The talks yielded an amnesty that dropped corruption charges against Bhutto, paving the way for her return last month following eight years in self-imposed exile. Her jubilant Oct. 18 homecoming was shattered by a suicide bombing that killed more than 140 people.
But with the elections on hold, Bhutto has pulled back from negotiations, and she urged her supporters to defy Musharraf's ban on demonstrations by marching on parliament and attending a mass rally called for the nearby city of Rawalpindi on Friday.
Bhutto urged her supporters to try to reach Rawalpindi "at all costs." She said it was important to stand against Musharraf, saying his authoritarian ways have fueled extremism and destabilized the country of 160 million people.
"We are talking about the future of Pakistan as a modern nation," she said at a news conference. "We are talking about its impact on the region if a nuclear-armed country like Pakistan implodes."
Rawalpindi's mayor said police would be out in force to prevent anyone reaching the park where Bhutto hoped to address supporters Friday.
"We will ensure that they don't violate the ban on rallies, and if they do it, the government will take action according to the law," Mayor Javed Akhlas told The Associated Press.
Akhlas said there was a "strong threat" of another suicide attack against Bhutto.
Bhutto said she would take the risk, and renewed her charge that elements in the government and security forces were in cahoots with Islamic extremists trying to kill her. Militants were widely blamed for last month's failed attempt on her life.
She said religious militants feared her as "the only leader in Pakistan who has a national base who can confront them. They are quite happy with anybody else." She didn't elaborate.
Saying more than 400 members of her party were arrested Wednesday, Bhutto said she had not negotiated with Musharraf since he resorted to strong-arm tactics over the weekend. But she said talks could resume if he yielded to growing domestic and international pressure to end emergency rule.
"If Gen. Musharraf wants to kick start the negotiations for a peaceful transition, then he must revive the constitution, retire as chief of the army staff by Nov. 15 and hold the election as scheduled," Bhutto said.
She said her party would stage a "long march" over the 200 miles from Lahore to Islamabad on Tuesday unless Musharraf agreed to her conditions.
The United States and other foreign donors to Pakistan are pressing for the elections to be held on time and for an end to the emergency decree. They are also urging Musharraf to keep a promise to quit his powerful army post.
Pakistani ministers have suggested the election could be postponed for up to a year. However, the head of the ruling party expressed optimism Wednesday that the vote could be held as scheduled.
The American president said he had "a very frank discussion" with Musharraf on Wednesday insisting on the need for elections and for the leader to give up his army command.
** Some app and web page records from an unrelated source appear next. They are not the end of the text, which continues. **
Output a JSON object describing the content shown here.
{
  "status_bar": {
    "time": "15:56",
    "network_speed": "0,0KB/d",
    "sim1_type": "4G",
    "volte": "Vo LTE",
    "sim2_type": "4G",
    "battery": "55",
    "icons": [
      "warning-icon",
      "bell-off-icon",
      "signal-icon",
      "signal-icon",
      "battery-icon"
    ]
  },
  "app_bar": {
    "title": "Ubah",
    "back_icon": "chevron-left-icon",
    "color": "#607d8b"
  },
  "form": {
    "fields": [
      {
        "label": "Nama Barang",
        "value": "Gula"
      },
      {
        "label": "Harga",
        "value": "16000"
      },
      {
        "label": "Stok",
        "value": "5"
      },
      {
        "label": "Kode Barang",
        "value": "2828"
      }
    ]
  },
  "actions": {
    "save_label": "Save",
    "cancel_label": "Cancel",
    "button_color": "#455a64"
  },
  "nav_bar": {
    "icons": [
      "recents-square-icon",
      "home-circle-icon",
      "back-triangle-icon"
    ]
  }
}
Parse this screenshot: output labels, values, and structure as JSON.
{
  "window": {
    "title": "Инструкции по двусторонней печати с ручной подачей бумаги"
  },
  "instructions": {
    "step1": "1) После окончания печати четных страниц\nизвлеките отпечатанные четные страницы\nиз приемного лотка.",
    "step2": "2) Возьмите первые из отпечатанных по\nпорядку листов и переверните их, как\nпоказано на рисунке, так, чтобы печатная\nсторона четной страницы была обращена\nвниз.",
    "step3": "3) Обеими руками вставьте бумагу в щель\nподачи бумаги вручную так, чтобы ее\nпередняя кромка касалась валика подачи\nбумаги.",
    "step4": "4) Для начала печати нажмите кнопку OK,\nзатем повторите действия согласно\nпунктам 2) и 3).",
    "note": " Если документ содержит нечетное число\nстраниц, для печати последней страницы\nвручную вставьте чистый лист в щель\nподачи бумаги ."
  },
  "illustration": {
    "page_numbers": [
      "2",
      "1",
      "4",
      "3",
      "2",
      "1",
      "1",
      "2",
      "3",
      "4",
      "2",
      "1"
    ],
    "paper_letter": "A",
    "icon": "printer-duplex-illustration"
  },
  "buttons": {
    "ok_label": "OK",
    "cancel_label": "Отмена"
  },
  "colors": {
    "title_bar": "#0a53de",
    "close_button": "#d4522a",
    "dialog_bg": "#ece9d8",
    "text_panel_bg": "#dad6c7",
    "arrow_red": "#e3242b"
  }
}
"My message was that we believe strongly in elections, and that you ought to have elections soon, and you need to take off your uniform," Bush said.
Despite its criticism of Musharraf's crackdown, the U.S. government's public comments have been mild, reflecting concerns about angering a key ally in confronting Islamic extremists in South Asia.
Before Bush spoke to reporters, Deputy Secretary of State John Negroponte repeated U.S. criticism of Musharraf's crackdown, but described the Pakistani leader as a key ally.Musharraf "has been indispensable in the global war on terror, so indispensable that extremists and radicals have tried to assassinate him multiple times," Negroponte said. "The bottom line is, there's no question that we Americans have a stake in Pakistan."
Associated Press writers Munir Ahmad, Zarar Khan and Sadaqat Jan in Islamabad and Ashraf Khan in Karachi contributed to this report.